If you're just catching up to it, here are the latest developments in the Greek economic crisis -- and what you need to know. Last updated: August 14, 4:30 p.m. ET (9:30 p.m. GMT).

1) European finance officials on Friday approved a plan for a third international bailout, hours after Greece's parliament voted to accept its terms. The deal is worth roughly 85 billion euros ($95 billion) and must now win approval by some European parliaments. Greece must pay 3.2 billion euros ($3.5 billion) to the European Central Bank by August 20.


2) But there won't be a quick fix for Greece's Depression-like conditions. The European Commission has forecast that Greece's economy could shrink by another 4% this year. Greeks are currently suffering with an unemployment rate above 25% and the highest poverty rate in the European Union.

3) Eurozone nations, along with the ECB and the International Monetary Fund, have already loaned Greece roughly 233 billion euros in rescue financing since 2010.

4) The IMF won't take part in the new bailout unless it includes debt relief for Greece. A senior IMF official said this could take the form of longer grace periods, longer payment schedules and lower interest rates -- the fund was not insisting on outright cancellation of debt.

5) Greece urgently needed cash to stay afloat and pay its bills. Europe handed over a bridge loan of about seven billion euros ($7.8 billion) on July 20. Most of that was spent immediately on debt repayments to the IMF and the ECB.

6) The country's banks and stock exchange were forced to close for a number of weeks to prevent a complete financial meltdown.

The banks reopened on July 20, although caps on cash withdrawals remain.

The banks are being kept afloat by emergency cash from Europe's central bank, but urgently need a longer term solution. A large chunk of money from the newest bailout will be used to prop up the banks.
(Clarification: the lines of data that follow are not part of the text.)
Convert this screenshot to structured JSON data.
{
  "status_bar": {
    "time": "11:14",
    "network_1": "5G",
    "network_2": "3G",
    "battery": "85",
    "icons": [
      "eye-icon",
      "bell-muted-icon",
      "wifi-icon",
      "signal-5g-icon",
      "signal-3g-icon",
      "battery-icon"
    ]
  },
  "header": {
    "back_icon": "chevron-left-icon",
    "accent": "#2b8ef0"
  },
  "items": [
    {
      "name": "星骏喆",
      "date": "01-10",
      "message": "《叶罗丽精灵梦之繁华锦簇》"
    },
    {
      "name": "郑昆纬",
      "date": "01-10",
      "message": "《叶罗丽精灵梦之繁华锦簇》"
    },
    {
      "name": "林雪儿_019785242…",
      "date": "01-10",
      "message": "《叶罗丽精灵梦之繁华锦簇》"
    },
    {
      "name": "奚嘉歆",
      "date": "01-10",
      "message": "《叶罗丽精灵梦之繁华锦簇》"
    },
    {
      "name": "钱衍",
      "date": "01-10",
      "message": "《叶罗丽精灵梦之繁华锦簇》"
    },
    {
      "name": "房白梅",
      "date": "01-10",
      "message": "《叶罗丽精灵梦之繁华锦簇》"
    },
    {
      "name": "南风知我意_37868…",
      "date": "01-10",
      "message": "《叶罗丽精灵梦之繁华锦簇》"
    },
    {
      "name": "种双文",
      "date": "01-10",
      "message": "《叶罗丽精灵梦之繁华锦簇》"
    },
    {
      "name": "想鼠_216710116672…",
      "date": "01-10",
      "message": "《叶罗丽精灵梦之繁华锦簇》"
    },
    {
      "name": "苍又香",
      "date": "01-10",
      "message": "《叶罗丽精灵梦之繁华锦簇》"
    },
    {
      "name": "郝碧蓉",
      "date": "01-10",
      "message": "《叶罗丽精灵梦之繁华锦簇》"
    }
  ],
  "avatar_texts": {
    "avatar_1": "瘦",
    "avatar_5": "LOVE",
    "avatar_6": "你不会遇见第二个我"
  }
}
When the Athens stock exchange reopened in early August, shares in Greek banks immediately suffered heavy losses.

7) Greece's parliament voted through economic and tax reforms in July in order to secure this third bailout. It needs to cut spending and bring in more revenue. It will also need to sell some government assets.

8) Greece's left-wing government campaigned for months against these reforms. Prime Minister Alexis Tsipras has said he does not "believe in" the policies, but he would implement them to secure the bailout and keep Greece in the euro.

CNN